Odinga said his efforts to establish a local tribunal to try suspects involved in the country's post election violence were thwarted by some of his opponents, who preferred The Hague process than the local tribunal.
"Every Kenyan knows how I stood on this matter. Me and President Kibaki spent eight hours in Parliament trying to convince our colleagues to have a local tribunal," he said, reminding Kenyans that Kenyatta cannot run the country remotely using Skype while on trial at the ICC.
"I know it will present serious challenges to run our country by Skype from The Hague," said Odinga.
"The two (Kenyatta and his running mate William Ruto) who are now in The Hague shot down the proposal to have a local tribunal. Kenya is a sovereign country and a sovereign nation. We need to do what we think is right. The people of Kenya should make an informed choice free from interference," Odinga said.
Mudavadi, in an apparent reference to sentiments expressed recently by U.S. Under-Secretary of State in Charge of Africa, Johnnie Carson, who warned Kenyans against electing president those with criminal cases, seemed to support Washington's stand when he observed that Kenya was not an island and must respect the views of its friends in the community of nations.
The issue of tribalism was also touched with all the candidates once again being in unanimity that ethnicity is real in the country, but each being of divergent views as to the root cause of it.

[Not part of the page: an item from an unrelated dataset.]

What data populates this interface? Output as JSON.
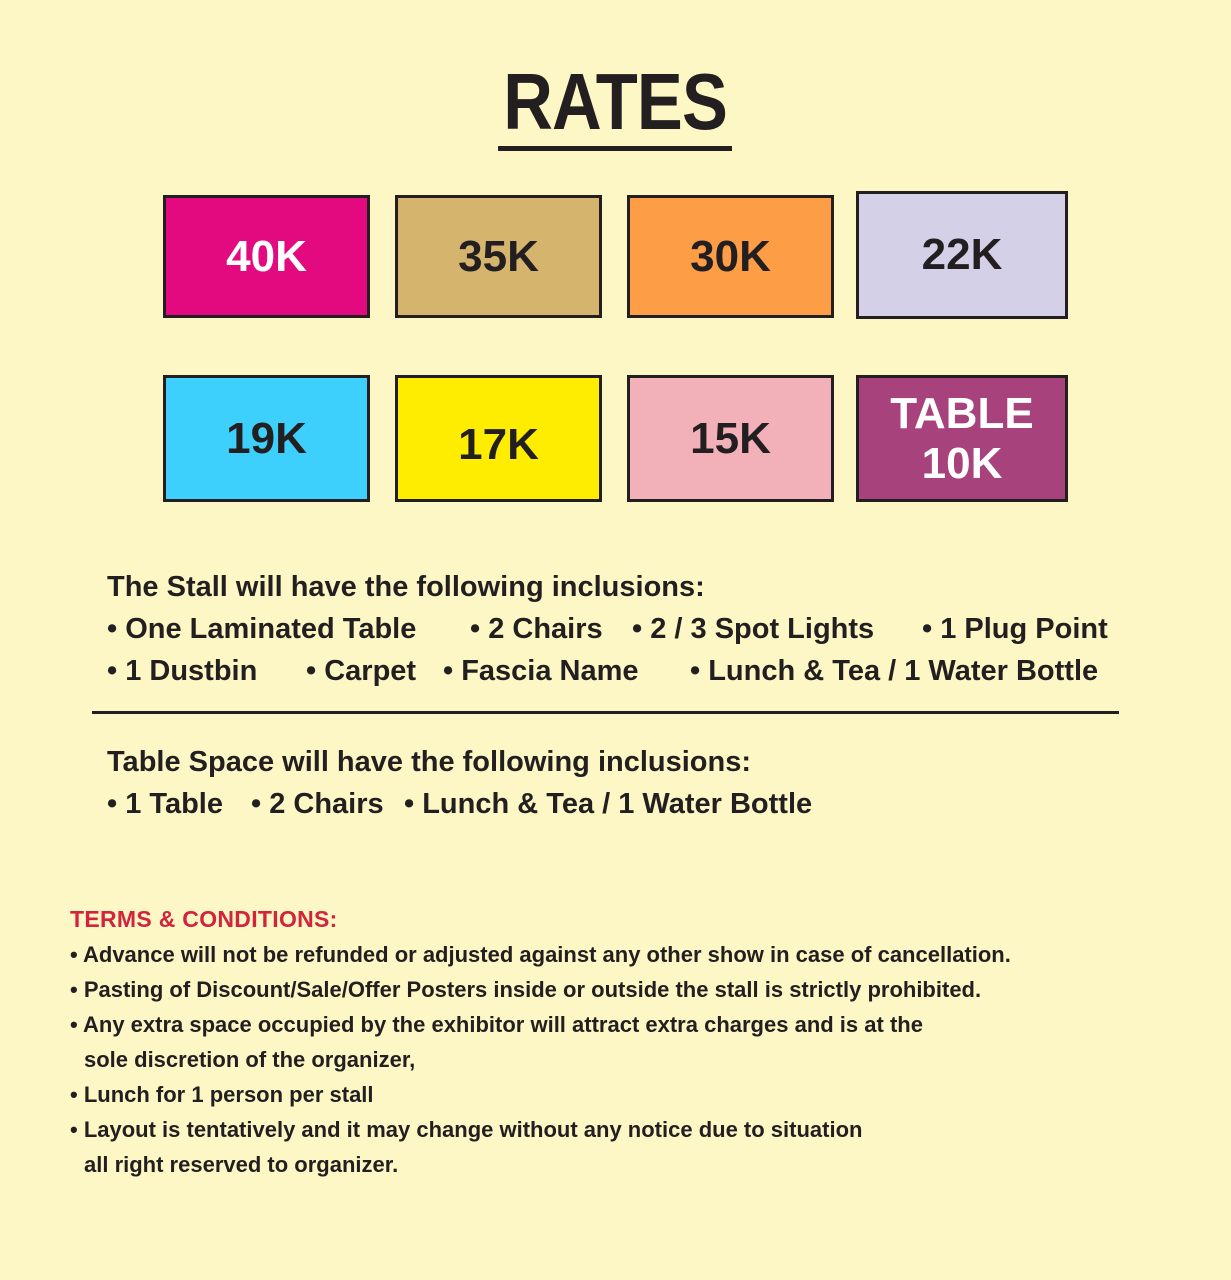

The second debate will be on Feb. 25 on the same venue where the candidates will deliberate on issues revolving around the economy, land, devolution and foreign policy.